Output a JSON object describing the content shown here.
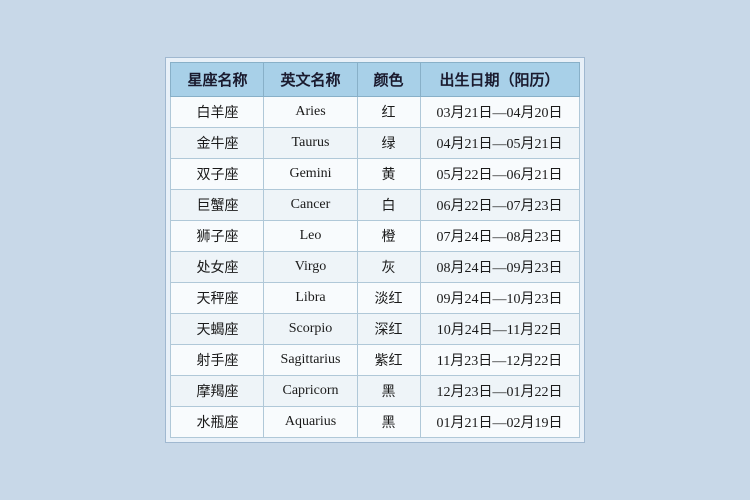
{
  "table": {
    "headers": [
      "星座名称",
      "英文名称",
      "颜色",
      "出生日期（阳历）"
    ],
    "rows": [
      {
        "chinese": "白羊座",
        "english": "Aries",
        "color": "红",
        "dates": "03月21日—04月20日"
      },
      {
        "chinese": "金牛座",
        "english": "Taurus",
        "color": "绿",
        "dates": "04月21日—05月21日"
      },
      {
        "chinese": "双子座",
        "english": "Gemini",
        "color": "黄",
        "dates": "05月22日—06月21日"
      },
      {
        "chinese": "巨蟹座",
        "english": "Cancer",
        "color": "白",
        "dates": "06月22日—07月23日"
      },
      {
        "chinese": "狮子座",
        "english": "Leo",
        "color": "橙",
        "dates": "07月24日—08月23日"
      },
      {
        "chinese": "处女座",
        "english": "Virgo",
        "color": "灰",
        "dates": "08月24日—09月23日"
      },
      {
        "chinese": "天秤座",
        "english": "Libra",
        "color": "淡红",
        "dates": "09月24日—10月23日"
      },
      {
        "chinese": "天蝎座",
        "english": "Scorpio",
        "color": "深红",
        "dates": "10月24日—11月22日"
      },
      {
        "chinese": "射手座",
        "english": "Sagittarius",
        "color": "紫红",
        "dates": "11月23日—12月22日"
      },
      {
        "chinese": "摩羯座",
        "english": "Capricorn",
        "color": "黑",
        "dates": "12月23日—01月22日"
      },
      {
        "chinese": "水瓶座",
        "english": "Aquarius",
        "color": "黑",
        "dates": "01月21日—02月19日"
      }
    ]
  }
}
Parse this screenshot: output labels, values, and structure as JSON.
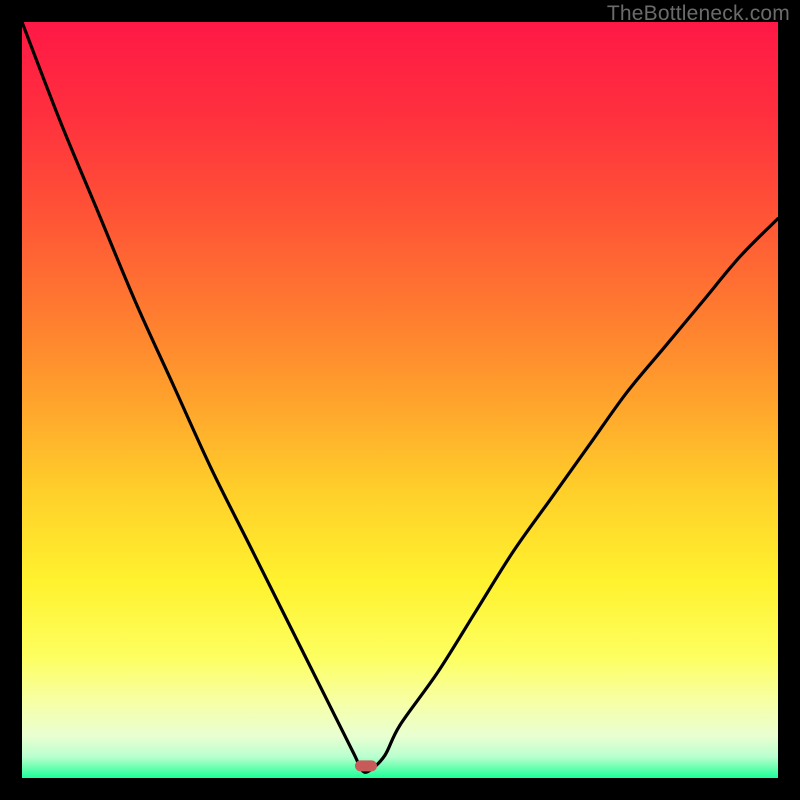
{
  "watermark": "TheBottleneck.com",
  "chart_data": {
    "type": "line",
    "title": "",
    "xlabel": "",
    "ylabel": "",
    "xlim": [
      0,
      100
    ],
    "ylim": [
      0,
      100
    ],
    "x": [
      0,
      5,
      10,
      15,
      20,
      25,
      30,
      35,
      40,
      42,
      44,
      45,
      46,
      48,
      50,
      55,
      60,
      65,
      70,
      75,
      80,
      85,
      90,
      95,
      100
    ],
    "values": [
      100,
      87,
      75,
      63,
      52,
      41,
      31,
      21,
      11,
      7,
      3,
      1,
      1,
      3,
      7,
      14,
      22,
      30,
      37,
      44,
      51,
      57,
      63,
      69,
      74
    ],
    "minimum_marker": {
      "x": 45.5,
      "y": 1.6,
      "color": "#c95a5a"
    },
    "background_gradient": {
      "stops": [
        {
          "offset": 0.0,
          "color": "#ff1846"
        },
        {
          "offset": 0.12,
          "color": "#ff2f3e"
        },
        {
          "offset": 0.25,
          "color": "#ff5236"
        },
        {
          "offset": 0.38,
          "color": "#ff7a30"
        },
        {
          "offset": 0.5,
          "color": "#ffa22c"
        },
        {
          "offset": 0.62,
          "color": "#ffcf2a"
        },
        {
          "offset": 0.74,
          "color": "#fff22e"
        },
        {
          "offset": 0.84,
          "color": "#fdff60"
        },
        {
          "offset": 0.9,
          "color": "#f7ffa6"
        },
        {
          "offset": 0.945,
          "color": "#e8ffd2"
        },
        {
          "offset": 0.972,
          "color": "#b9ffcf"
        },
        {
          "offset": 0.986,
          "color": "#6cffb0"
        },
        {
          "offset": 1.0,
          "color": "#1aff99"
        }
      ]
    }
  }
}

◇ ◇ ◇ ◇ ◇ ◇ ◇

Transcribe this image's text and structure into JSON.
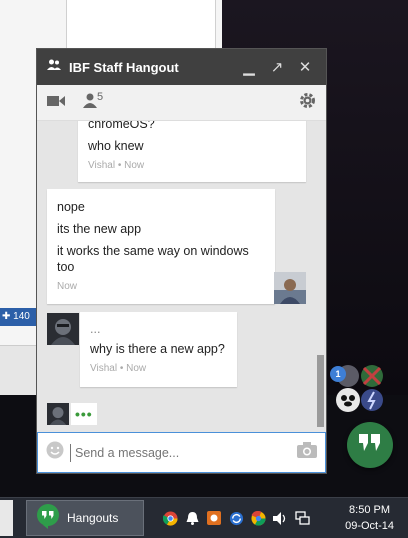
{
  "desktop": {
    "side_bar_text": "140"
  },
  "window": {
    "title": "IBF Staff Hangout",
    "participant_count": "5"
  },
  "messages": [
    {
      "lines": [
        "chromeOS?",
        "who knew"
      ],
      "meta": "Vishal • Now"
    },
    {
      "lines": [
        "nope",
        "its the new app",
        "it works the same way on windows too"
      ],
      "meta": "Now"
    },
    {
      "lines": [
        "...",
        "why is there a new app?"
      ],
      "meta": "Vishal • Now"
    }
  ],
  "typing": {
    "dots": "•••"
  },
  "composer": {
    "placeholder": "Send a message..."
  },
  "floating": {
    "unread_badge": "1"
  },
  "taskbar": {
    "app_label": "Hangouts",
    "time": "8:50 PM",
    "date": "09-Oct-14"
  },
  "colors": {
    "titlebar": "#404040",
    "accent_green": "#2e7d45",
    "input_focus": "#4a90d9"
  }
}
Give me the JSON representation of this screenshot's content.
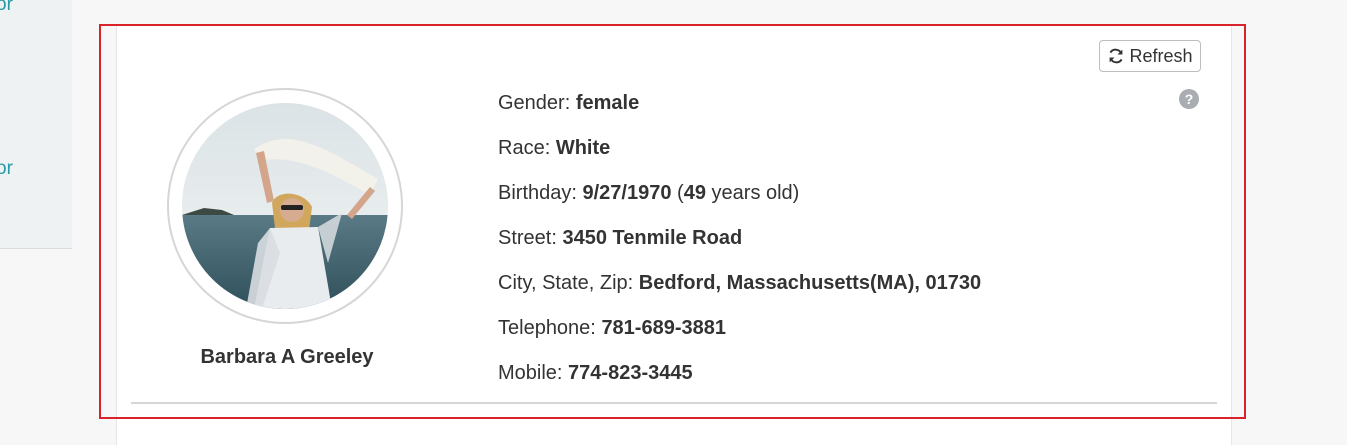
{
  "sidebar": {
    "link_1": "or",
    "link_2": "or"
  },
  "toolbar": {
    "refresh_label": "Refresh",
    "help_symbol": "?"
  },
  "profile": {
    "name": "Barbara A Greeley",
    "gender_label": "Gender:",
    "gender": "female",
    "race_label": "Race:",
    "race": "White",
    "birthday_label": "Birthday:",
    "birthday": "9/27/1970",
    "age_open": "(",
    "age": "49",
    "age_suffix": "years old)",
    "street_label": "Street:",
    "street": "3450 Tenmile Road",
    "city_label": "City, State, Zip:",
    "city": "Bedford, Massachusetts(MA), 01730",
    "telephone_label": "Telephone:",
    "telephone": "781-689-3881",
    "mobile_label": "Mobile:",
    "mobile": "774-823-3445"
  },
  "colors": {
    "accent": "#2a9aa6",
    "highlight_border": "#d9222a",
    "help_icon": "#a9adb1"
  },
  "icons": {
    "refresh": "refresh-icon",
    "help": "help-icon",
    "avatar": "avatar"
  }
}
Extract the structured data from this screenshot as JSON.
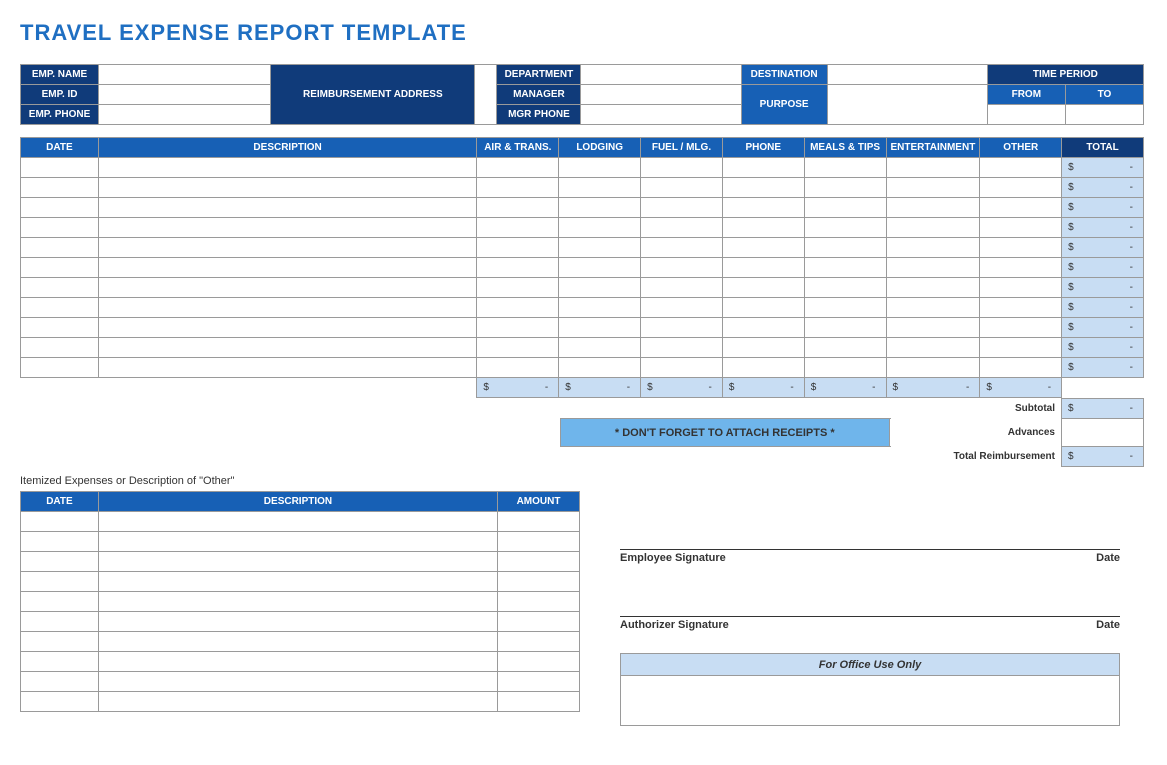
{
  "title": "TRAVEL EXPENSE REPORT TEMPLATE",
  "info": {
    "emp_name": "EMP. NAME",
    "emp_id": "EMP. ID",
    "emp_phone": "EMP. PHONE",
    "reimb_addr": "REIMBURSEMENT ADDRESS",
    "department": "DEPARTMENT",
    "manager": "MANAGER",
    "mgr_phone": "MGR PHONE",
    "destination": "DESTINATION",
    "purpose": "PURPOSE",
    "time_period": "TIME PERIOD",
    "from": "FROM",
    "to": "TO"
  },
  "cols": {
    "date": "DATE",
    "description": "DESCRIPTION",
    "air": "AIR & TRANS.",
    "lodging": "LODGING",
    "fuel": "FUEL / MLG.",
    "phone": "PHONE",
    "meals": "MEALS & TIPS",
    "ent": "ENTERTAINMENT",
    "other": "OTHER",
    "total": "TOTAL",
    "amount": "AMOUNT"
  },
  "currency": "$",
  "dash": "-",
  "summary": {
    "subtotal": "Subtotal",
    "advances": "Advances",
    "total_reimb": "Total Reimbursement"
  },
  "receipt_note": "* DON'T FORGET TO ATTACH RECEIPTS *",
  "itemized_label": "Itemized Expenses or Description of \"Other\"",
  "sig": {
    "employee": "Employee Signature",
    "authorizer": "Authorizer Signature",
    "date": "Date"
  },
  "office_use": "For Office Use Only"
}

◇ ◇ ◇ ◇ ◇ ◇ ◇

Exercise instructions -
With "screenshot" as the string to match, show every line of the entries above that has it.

Output for this exercise -
Parse this screenshot: output labels, values, and structure as JSON.
Give me the JSON representation of this screenshot's content.
Extract the structured data from this screenshot as JSON.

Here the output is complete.